Elliott says that while some stakeholders raised concern over the size of trees that can be felled and over how much liberty the Forest Service might take with tree removal, to date he has only received positive reviews.
“We have indeed received some very positive feedback in the sense that we struck a good balance in protecting the very objects of interest that the proclamation focuses on,” Elliott said of President Bill Clinton’s order created in 2000 to protect 33 groves of giant sequoias on roughly 328,000 acres in the Sequoia National Forest.
Elliott says the new plan struck a balance with environmental and industry sectors and with the general public.
“This was 12 years in the making and I think people are ready to see us actually do something on the ground that truly makes a difference instead of continuing to plan and plan and plan,” he said. “I think that’s part of people’s positive feedback.”
Elliott says that if an appeal is filed, the U.S. Forest Service Chief’s Office in Washington D.C. will have 180 days to review it and either affirm it or toss it by mid-May. If Chief Tom Tidwell affirms the appeal, opponents to the plan will have an opportunity to sue the Forest Service.
If there aren’t any appeals, the Forest Service will move forward with implementing the plan.
Elliott, who assumed the forest supervisor position about a year ago, says the idea of the plan finally coming to fruition under his leadership is “wonderful”.
“I’m very pleased we were able to release the document in September, it’s simply a culmination of a lot of hard work and to me, it demonstrates the very passion people have for the monument,” he said.
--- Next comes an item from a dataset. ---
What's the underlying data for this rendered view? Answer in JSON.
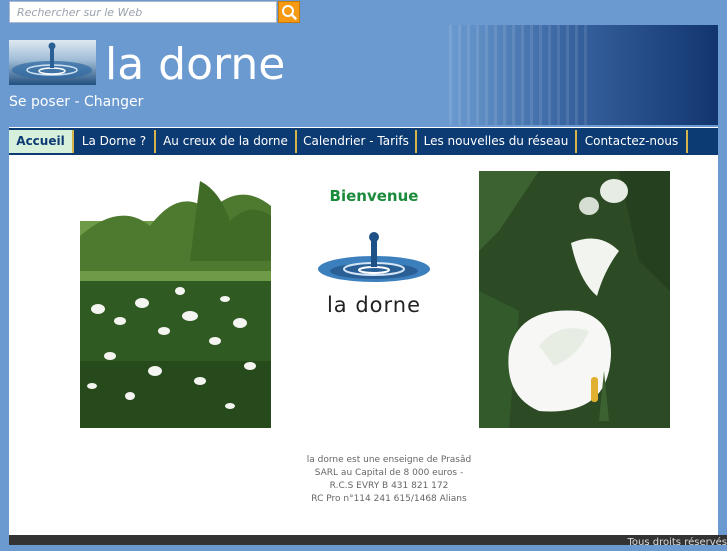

Contact Denise Madrid at 784-5000, Ext. 1047. Follow her on Twitter @DeniseMadrid_.